to disease are at a breaking point. There are not enough hospital
beds for those affected with the disease so isolation of the affected is
probably not practical.
The rate of increace in the spread of the disease in Hong Kong, Singapore and Canada is now averaging about 1.4% of the previous days total for the last ten days. The most recent data is much lower. The problems now is in China, and the disease is making inroads into other third world nations.
The difference between a rate of increase of 1.4% and 5% over the previous days total is 200,000 cases vs. 4,000,000,000 cases by January 27, 2003.
This projection is based on the discovery of 1.4% new cases of SARS every day. This rate corresponds to the rate of new cases in Singapore, Hong Kong and Canada, in the last ten days. This approximates our old estimate which was based on a 40% increase in the total number of reported cases every two weeks. We should consider this rate of the spread of the disease as the minimum. As the disease spreads the resources available to fight the spread will become thinner. Equipment and supplies needed to issolate the infected will eventually become stretched to the breaking point. At that point the personal hygine habits of an individual and the individuals around the person will be the determining factor of infection. Our worst case scenerio is an increase in the number of people infected at a rate of 5% per day.
It doesn't make much sense to carry this scenario out much beyond the
This is the present rate for the spread of the disease.

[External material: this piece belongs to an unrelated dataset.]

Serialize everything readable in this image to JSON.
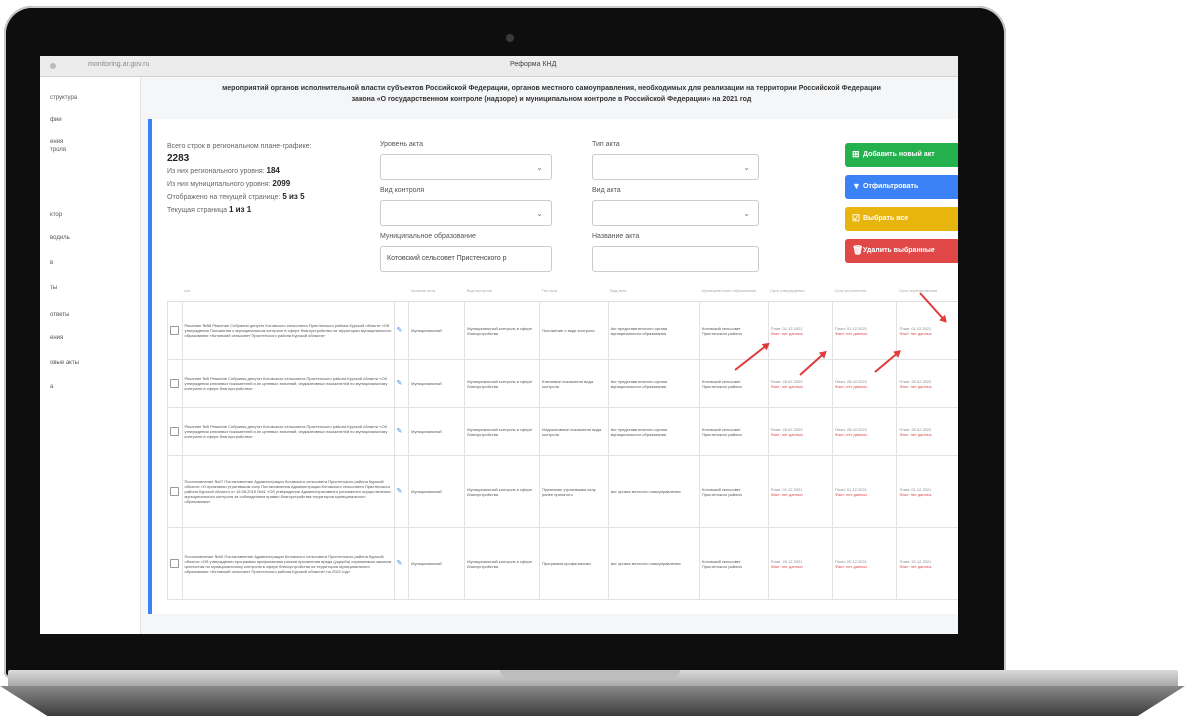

This rate has been fairly consistent since figures became available from March 17, 2003. The difference between these two curves show us why we must do everything that we can to slow down the spread of the disease.
Severe Acute Respiratory Syndrome Projected Cases
SARS - FAQ
The Disaster Center's Severe Acute Respiratory Syndrome Page